■ Problem description:
Where does the word "JSON" appear in the data? Copy every line that holds it.

Data for review START

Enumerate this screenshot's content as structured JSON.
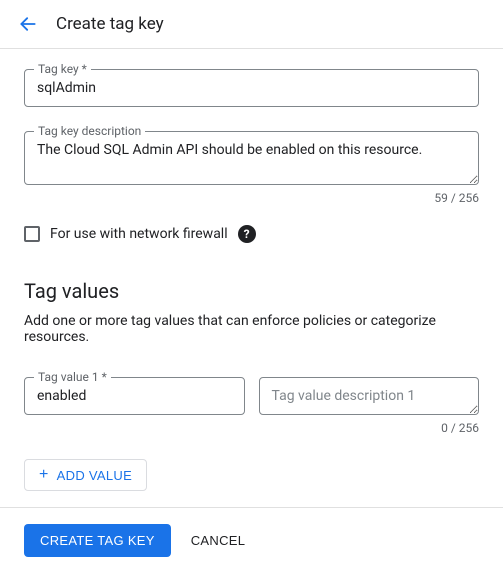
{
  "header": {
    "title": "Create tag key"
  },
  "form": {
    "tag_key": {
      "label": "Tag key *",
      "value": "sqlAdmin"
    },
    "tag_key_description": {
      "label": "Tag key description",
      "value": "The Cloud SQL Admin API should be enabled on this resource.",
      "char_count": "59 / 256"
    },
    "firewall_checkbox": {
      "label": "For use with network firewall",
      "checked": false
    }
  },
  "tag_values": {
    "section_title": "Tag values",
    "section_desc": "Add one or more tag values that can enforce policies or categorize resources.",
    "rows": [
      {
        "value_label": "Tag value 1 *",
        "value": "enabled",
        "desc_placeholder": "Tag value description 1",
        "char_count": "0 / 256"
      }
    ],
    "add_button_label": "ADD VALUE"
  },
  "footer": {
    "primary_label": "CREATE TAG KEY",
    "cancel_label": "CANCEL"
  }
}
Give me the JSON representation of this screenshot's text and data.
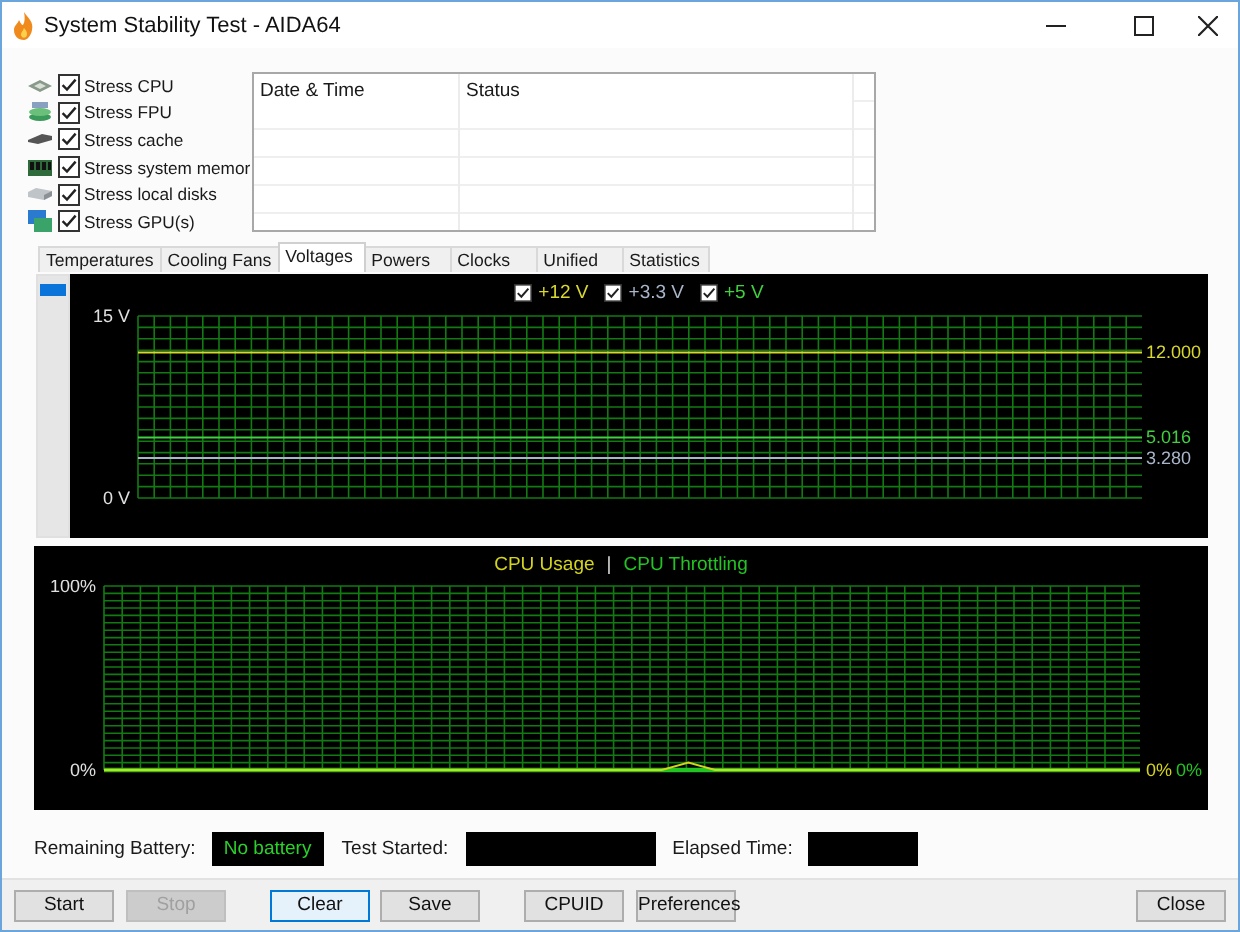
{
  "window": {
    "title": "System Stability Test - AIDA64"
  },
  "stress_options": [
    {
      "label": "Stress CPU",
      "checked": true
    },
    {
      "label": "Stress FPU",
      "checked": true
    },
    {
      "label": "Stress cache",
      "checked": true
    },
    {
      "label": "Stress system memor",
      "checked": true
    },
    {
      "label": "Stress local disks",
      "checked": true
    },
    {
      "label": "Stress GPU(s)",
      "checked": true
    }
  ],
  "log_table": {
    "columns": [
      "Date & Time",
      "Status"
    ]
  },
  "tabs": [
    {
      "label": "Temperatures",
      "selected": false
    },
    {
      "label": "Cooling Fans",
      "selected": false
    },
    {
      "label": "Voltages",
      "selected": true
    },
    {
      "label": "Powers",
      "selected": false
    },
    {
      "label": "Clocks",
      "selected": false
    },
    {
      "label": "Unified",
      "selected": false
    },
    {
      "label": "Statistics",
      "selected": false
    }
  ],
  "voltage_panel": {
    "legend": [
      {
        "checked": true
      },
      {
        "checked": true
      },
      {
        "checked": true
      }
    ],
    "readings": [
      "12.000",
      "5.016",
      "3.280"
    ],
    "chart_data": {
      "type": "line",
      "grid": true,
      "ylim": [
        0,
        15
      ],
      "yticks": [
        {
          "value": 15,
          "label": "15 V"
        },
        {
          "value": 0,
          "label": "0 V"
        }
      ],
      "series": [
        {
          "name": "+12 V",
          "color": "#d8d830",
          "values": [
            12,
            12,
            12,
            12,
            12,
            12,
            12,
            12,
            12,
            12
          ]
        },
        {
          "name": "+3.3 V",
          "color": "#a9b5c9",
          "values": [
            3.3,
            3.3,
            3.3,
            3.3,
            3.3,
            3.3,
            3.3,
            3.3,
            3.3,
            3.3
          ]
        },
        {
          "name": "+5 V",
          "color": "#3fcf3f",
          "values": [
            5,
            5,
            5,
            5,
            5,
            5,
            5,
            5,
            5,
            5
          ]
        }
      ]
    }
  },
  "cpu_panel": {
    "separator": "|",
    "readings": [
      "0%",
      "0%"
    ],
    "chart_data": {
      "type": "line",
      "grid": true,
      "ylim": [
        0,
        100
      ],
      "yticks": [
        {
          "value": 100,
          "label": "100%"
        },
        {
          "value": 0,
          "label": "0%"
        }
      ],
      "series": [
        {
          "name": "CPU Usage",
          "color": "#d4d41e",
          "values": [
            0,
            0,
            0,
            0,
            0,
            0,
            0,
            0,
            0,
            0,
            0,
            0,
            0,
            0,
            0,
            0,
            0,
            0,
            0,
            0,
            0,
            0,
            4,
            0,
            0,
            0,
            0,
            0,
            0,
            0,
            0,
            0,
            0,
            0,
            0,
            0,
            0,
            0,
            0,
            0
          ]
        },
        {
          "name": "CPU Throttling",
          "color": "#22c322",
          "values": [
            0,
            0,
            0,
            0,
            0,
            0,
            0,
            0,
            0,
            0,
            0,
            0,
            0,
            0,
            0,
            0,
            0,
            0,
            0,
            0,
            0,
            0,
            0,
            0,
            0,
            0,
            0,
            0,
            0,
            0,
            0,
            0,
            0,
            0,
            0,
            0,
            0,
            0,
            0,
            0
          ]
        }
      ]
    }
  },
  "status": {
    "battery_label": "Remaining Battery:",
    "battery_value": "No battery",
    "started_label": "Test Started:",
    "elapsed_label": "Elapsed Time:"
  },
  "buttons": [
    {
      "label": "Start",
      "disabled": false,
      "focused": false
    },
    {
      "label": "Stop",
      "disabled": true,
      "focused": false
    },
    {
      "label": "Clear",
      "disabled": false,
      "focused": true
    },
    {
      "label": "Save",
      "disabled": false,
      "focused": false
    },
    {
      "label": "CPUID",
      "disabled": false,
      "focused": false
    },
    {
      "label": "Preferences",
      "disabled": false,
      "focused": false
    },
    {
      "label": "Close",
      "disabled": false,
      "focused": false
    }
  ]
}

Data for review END
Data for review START

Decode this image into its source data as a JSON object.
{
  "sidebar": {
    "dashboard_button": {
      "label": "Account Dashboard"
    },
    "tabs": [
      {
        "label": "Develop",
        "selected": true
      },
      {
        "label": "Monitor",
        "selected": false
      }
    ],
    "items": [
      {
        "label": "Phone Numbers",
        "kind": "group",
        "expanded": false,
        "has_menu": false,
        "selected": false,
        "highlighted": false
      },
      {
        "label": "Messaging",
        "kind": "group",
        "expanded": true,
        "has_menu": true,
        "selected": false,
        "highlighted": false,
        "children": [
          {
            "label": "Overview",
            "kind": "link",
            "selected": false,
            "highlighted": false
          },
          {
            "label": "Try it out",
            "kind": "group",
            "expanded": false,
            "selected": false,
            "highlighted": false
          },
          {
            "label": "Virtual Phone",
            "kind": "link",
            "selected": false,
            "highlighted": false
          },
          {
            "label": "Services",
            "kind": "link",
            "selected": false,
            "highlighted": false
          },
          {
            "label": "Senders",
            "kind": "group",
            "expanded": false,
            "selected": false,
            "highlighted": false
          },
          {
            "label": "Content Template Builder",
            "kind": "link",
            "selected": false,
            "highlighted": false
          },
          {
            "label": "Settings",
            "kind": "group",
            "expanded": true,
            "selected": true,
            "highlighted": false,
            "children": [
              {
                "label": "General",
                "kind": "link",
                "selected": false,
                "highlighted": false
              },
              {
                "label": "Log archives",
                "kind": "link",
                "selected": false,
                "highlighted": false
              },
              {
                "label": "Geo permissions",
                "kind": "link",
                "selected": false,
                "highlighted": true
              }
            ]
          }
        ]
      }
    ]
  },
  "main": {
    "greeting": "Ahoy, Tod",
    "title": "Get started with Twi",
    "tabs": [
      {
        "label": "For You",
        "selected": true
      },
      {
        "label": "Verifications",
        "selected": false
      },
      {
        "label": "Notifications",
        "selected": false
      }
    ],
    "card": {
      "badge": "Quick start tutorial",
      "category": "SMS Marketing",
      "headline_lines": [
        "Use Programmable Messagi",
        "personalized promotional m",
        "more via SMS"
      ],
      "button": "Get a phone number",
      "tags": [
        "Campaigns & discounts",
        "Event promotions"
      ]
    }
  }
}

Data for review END
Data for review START

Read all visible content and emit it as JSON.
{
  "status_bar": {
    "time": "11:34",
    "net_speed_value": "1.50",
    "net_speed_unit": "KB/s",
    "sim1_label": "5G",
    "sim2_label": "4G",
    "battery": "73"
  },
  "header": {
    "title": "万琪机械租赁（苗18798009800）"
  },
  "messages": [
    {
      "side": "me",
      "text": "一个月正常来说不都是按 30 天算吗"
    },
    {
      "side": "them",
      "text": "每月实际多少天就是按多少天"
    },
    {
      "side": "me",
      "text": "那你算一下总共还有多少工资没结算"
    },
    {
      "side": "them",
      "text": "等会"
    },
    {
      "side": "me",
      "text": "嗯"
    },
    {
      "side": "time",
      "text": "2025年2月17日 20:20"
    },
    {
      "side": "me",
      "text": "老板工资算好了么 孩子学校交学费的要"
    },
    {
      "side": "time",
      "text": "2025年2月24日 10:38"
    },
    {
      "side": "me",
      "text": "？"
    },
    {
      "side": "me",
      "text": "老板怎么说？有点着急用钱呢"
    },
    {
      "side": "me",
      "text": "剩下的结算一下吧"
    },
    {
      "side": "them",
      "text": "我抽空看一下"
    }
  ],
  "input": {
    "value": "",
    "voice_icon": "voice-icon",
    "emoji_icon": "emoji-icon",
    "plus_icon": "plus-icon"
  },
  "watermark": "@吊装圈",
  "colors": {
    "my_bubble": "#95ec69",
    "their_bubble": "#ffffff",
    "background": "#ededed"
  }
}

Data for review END

■ Task result:
Enumerate this screenshot's content as structured JSON.
Give me the JSON representation of this screenshot's text and data.
Decode this image into its source data as a JSON object.
Read all visible content and emit it as JSON.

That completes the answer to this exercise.